- It doesn’t pay as well as other careers
- It can be frustrating when clients don’t follow your advice
Learn more about the benefits of becoming a personal trainer.
Why I Quit Being A Personal Trainer
I studied Sports Science at Loughborough University followed by a Diploma in Personal Training. But after less than a year with a gym, I quit to work for a fitness equipment manufacturer.
I loved fitness and was lucky to find a different career in the same industry. But being a personal trainer wasn’t what I’d expected and I’m keen to help others avoid costly mistakes. Here’s why I quit being a personal trainer…
- The gym I worked for banned induction programs for new members which jarred with my aspirations of helping people get active.
- I didn’t know how to sell and hated the idea of it, so found it hard to get clients.
- I spent most of my time cleaning gym equipment and watching the clock.
- Part-time hours meant I had to get a second job which resulted in feeling exhausted.
- The constant early mornings got me down as I couldn’t enjoy evenings out with friends.

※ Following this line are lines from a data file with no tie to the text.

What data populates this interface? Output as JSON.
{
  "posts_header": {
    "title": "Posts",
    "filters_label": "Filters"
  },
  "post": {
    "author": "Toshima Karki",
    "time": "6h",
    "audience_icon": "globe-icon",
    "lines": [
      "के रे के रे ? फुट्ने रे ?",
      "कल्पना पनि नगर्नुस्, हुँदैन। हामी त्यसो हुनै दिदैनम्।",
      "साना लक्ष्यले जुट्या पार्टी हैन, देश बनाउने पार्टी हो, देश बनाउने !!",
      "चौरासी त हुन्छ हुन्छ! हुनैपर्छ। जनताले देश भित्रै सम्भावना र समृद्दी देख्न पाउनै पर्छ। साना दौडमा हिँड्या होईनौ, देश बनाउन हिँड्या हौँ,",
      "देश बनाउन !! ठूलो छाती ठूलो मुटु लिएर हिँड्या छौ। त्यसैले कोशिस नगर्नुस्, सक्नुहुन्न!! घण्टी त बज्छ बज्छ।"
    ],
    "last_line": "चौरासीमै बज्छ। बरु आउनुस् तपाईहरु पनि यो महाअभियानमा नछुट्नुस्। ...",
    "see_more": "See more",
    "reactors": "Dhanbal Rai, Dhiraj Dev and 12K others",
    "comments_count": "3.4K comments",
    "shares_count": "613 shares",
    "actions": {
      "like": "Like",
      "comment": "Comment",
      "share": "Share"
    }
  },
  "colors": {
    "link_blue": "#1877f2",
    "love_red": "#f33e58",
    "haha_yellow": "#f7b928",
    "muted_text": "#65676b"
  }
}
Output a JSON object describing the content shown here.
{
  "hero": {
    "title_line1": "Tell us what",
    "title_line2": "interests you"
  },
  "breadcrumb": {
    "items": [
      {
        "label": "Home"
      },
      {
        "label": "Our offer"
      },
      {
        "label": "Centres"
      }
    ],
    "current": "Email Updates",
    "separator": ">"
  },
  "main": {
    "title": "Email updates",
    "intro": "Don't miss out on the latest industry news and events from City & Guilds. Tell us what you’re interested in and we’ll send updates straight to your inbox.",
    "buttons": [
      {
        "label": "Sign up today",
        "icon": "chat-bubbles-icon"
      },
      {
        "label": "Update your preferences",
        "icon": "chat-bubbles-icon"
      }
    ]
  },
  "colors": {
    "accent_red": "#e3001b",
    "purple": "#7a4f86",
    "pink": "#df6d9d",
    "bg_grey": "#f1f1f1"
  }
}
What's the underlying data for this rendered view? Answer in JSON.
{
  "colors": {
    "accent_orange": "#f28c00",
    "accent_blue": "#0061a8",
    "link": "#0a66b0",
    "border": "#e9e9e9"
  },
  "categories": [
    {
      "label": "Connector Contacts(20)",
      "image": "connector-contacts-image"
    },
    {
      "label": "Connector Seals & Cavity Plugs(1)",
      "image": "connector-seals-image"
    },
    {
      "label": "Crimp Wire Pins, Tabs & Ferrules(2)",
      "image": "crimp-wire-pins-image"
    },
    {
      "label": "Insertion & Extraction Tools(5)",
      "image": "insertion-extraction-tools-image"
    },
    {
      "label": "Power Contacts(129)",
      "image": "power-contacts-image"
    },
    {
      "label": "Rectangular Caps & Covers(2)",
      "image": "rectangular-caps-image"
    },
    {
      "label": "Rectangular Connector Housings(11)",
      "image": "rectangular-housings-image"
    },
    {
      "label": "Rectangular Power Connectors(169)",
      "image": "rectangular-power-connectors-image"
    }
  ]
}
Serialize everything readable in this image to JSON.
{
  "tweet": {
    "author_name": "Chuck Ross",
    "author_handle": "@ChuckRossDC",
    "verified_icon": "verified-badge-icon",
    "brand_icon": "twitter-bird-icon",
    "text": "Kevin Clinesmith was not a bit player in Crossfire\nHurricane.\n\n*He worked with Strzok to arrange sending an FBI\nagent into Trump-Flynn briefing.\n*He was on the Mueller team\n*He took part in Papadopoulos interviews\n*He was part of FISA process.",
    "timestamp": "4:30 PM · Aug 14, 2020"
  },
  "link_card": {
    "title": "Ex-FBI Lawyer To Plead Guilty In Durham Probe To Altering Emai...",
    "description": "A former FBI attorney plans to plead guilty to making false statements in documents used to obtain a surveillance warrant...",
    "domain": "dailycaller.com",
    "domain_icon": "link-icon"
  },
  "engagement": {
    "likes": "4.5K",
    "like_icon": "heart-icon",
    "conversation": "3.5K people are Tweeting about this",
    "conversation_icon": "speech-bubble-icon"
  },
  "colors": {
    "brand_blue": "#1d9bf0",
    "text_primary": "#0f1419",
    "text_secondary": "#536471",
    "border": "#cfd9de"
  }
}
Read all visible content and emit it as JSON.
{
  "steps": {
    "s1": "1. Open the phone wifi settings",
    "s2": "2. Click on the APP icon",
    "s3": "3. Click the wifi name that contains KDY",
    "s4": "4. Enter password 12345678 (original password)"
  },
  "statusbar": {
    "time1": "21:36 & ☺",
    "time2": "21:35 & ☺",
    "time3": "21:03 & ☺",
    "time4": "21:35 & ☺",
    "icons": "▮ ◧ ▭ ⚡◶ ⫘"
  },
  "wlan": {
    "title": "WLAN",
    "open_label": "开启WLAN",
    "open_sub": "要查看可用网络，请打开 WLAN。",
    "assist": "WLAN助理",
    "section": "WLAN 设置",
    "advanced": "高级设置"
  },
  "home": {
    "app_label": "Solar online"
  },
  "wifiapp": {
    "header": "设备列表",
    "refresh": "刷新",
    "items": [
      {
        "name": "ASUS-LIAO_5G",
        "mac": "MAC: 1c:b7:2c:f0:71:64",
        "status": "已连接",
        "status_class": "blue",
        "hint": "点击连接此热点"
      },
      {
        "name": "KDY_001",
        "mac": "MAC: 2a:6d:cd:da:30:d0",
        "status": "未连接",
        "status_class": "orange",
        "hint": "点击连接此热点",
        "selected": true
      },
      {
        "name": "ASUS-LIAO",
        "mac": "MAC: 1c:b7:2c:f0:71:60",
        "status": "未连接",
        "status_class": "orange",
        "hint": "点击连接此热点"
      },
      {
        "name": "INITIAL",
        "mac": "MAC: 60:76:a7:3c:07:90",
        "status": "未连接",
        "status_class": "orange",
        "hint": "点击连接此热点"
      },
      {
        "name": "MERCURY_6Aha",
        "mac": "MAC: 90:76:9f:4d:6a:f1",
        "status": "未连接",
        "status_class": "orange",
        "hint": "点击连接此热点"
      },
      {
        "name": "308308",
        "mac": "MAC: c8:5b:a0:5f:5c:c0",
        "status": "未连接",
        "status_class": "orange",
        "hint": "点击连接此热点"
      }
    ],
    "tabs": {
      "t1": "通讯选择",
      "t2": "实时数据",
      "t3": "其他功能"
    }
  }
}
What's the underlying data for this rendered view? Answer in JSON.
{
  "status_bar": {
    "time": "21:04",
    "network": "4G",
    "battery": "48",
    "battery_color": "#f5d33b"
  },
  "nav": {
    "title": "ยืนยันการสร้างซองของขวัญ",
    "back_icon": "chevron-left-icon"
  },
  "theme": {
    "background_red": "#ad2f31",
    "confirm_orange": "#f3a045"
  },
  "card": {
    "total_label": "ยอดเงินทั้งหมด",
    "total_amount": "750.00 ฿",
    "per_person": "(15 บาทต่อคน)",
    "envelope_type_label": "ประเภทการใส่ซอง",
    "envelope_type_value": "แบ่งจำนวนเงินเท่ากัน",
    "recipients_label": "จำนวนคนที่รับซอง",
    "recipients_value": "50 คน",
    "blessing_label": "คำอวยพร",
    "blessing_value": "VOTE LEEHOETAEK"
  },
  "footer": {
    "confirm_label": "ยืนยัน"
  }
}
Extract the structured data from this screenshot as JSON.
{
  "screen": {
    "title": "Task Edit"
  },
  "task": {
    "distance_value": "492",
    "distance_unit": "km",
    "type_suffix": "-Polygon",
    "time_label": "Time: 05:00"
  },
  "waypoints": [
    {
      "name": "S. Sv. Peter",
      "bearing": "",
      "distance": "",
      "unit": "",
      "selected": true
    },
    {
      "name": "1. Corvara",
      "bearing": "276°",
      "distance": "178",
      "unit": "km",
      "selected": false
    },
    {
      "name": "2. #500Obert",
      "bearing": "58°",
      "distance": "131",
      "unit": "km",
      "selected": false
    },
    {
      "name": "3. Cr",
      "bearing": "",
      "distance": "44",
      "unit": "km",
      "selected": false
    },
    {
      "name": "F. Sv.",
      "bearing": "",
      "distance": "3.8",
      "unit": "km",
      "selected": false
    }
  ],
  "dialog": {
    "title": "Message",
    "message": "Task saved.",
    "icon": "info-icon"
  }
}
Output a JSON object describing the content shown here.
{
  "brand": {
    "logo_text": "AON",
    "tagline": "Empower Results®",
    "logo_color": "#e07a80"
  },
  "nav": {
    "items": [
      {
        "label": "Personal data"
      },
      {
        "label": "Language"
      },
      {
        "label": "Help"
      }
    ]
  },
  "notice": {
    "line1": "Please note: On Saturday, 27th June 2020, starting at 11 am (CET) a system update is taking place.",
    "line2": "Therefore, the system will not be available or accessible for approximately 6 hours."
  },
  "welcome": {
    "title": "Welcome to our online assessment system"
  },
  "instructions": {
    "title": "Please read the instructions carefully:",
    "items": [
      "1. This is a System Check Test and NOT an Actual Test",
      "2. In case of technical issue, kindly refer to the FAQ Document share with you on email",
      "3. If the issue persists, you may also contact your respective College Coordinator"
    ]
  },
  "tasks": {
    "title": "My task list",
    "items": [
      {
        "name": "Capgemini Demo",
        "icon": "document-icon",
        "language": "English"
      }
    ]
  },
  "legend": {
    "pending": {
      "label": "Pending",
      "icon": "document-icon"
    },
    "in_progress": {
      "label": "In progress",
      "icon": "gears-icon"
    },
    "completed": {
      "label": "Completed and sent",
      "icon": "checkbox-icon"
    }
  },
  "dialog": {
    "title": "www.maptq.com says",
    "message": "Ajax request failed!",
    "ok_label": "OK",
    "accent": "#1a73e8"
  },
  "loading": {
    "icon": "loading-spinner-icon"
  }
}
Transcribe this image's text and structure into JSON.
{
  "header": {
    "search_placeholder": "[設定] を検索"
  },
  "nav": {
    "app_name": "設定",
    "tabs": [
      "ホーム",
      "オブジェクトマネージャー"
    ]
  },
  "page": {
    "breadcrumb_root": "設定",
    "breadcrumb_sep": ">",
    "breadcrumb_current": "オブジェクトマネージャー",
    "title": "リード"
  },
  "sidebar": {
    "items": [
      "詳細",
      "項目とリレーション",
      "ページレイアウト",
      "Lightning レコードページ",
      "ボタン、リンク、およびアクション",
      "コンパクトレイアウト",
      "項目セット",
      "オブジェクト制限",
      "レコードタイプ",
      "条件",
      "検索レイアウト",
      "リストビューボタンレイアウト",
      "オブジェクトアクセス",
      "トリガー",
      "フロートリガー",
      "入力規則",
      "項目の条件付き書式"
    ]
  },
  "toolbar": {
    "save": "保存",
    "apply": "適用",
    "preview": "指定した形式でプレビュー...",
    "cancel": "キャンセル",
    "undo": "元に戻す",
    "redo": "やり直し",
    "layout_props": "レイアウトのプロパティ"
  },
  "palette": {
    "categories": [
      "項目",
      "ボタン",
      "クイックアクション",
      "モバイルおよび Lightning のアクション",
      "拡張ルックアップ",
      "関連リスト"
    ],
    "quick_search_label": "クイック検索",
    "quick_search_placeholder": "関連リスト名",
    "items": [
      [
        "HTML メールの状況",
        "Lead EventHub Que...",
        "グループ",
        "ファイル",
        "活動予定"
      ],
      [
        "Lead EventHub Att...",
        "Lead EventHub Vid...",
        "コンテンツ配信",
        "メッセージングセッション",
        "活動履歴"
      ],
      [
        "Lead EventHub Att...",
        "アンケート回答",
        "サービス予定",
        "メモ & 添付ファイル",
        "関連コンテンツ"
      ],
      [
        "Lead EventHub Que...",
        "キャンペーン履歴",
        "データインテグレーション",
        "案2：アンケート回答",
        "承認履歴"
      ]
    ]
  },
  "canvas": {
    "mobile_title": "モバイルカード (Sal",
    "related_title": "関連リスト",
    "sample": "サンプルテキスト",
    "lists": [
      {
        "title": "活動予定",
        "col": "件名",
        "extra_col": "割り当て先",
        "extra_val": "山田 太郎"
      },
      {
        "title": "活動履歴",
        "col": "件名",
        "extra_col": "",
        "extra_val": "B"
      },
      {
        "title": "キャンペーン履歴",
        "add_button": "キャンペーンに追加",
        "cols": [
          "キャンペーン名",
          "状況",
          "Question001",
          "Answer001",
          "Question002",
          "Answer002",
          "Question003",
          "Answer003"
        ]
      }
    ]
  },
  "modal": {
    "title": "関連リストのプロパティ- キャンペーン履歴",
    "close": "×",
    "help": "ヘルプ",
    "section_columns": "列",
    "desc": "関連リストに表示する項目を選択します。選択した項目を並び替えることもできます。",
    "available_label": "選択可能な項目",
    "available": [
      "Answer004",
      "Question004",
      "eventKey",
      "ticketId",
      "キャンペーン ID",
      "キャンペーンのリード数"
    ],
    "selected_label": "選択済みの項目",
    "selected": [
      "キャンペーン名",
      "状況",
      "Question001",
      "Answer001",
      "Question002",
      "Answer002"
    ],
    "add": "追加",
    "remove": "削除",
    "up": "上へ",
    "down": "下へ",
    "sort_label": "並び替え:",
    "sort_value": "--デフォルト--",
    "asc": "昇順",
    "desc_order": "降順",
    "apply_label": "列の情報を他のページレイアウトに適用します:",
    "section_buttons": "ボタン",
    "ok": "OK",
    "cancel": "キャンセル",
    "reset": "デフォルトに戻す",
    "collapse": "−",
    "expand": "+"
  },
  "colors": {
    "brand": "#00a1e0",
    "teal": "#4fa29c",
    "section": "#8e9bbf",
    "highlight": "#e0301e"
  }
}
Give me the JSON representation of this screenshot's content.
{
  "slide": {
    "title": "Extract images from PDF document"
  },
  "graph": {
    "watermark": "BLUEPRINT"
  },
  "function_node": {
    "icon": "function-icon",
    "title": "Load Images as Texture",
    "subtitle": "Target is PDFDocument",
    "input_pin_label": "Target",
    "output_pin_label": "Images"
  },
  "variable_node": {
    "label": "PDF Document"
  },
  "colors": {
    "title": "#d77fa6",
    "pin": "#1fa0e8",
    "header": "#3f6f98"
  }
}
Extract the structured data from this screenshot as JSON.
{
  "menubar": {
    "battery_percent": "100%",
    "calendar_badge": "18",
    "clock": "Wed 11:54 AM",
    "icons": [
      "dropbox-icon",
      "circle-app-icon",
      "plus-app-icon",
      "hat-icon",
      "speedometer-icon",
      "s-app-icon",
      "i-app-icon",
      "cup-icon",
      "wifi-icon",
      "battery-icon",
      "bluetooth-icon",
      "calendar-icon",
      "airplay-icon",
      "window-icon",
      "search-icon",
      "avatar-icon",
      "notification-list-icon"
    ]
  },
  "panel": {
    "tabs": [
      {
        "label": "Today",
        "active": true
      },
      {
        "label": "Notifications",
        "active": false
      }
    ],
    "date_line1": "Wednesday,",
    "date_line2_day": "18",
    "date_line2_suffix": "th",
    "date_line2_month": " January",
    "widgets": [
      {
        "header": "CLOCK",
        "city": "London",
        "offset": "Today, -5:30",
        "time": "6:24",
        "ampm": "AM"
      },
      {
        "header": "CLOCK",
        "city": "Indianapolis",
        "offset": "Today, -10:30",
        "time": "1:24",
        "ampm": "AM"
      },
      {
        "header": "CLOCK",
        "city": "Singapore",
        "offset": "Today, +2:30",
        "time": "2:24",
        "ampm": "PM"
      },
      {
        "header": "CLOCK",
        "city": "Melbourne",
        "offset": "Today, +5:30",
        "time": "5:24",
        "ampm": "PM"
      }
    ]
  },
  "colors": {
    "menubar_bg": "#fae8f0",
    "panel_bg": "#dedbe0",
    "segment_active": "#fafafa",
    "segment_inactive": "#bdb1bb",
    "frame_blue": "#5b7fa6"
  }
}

As you can see, these are all personal reasons and shouldn’t put others off a PT career. If I’d worked for a different gym or been proactive about learning to sell, then things could have been very different. But hopefully, it helps you see what becoming a personal trainer really entails on a day-to-day basis.
Making Your Own Career Choice
There are lots of fantastic reasons to pursue a career in fitness. For many, it can be hugely satisfying and enjoyable work. But it’s important to consider your choice carefully as it’ll affect your happiness and finances for years to come. Ask yourself three key questions before jumping in…
- Are My Expectations Realistic?
- Will It Ruin My Passion For Fitness?
- Am I OK With Selling?
By thinking about these aspects, you’ll ensure that your expectations are realistic and make an informed choice on the best career path.